Show all the lines in the data below that include the word "front".

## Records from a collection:
━━━

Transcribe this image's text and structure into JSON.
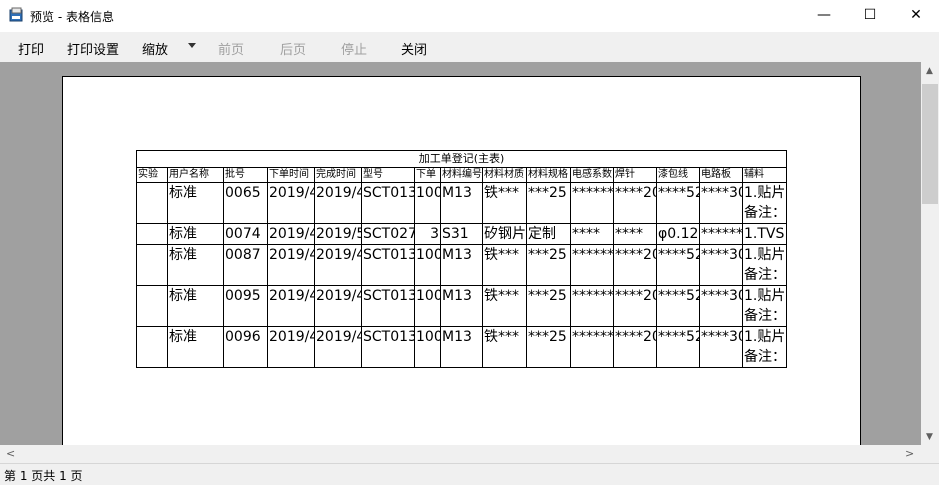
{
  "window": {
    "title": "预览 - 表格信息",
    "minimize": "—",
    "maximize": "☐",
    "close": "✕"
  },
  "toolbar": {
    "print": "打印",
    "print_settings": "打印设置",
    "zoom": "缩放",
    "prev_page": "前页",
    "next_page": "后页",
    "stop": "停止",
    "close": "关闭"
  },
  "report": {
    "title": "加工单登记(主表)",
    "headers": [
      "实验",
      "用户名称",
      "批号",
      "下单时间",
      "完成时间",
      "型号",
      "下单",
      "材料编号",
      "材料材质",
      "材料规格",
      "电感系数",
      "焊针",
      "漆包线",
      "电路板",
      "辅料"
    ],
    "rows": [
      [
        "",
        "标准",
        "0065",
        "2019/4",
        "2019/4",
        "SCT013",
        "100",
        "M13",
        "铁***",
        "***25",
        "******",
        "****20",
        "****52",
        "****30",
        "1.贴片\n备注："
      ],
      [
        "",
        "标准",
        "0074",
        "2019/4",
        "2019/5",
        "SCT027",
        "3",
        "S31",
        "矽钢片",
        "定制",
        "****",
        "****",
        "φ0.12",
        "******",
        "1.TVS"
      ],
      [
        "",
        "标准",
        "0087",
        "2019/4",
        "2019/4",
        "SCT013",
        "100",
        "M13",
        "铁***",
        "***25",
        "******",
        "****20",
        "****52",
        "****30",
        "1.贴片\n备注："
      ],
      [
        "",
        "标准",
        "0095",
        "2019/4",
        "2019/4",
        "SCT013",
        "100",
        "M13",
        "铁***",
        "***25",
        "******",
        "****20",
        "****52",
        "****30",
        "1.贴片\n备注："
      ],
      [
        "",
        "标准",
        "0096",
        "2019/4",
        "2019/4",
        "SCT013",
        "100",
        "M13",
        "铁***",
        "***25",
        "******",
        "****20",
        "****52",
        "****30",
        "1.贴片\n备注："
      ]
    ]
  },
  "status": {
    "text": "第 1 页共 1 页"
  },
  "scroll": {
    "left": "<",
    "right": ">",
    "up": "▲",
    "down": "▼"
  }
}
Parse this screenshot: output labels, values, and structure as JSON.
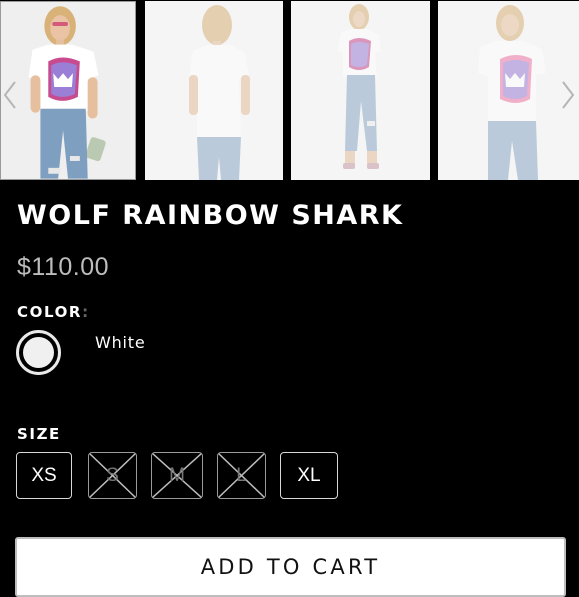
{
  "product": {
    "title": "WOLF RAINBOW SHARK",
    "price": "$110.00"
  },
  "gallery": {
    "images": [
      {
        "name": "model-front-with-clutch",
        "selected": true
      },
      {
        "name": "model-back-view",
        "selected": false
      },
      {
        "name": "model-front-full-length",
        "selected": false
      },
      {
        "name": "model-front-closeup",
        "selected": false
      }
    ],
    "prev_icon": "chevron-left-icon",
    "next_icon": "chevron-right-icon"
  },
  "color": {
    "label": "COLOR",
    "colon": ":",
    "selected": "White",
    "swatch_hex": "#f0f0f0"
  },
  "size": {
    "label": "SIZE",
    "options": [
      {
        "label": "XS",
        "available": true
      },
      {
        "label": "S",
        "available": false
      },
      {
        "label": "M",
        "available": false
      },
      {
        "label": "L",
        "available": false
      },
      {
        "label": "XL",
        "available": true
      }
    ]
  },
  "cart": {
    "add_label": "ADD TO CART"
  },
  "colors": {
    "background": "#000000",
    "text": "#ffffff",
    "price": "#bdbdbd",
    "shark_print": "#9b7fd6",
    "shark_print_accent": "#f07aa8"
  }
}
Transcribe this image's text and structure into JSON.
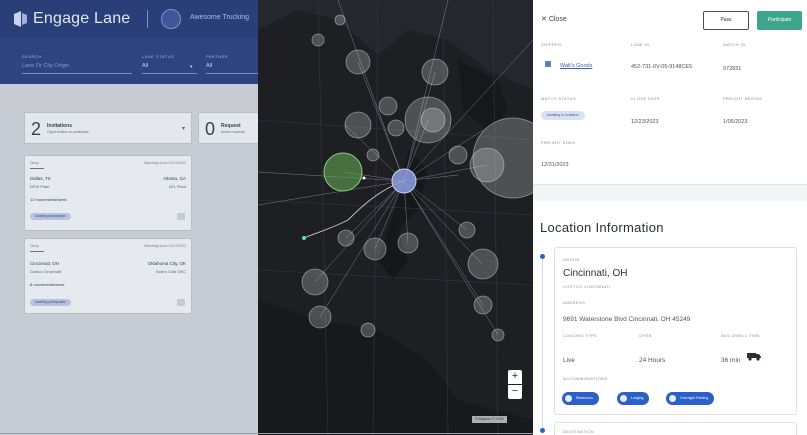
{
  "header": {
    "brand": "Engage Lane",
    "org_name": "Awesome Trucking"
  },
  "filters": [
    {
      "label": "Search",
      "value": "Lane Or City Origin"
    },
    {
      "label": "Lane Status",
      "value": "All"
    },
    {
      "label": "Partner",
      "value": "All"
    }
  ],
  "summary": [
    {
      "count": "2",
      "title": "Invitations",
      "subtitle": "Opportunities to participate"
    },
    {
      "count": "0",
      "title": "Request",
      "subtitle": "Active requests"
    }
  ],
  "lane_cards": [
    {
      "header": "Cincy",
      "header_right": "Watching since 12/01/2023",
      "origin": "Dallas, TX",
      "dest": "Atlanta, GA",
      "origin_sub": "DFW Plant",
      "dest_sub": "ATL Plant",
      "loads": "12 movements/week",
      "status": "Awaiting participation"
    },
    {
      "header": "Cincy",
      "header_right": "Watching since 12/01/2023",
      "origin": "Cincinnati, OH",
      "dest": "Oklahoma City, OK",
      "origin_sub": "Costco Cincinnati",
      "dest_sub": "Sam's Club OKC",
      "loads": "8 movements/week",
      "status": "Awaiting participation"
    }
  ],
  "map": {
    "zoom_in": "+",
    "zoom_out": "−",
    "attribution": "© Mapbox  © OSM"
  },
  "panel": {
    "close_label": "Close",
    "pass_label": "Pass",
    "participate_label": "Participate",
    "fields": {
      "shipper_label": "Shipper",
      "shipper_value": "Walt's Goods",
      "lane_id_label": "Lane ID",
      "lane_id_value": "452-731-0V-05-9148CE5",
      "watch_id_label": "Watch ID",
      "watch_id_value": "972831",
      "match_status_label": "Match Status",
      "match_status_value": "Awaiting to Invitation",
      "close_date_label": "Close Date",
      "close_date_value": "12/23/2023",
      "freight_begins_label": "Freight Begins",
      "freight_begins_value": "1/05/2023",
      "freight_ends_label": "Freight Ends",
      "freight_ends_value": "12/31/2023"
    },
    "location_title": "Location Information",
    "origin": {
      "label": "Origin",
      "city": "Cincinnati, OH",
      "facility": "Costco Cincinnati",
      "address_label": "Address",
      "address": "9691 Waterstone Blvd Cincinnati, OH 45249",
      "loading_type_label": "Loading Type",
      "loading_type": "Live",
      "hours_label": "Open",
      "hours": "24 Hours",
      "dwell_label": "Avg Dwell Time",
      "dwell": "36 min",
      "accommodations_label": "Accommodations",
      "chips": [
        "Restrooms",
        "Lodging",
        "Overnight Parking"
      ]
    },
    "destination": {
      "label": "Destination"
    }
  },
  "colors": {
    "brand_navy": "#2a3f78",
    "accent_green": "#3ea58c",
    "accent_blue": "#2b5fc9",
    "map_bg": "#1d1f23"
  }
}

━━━

## Exercise answer:
        "name": "model-front-with-clutch",
        "name": "model-front-full-length",
        "name": "model-front-closeup",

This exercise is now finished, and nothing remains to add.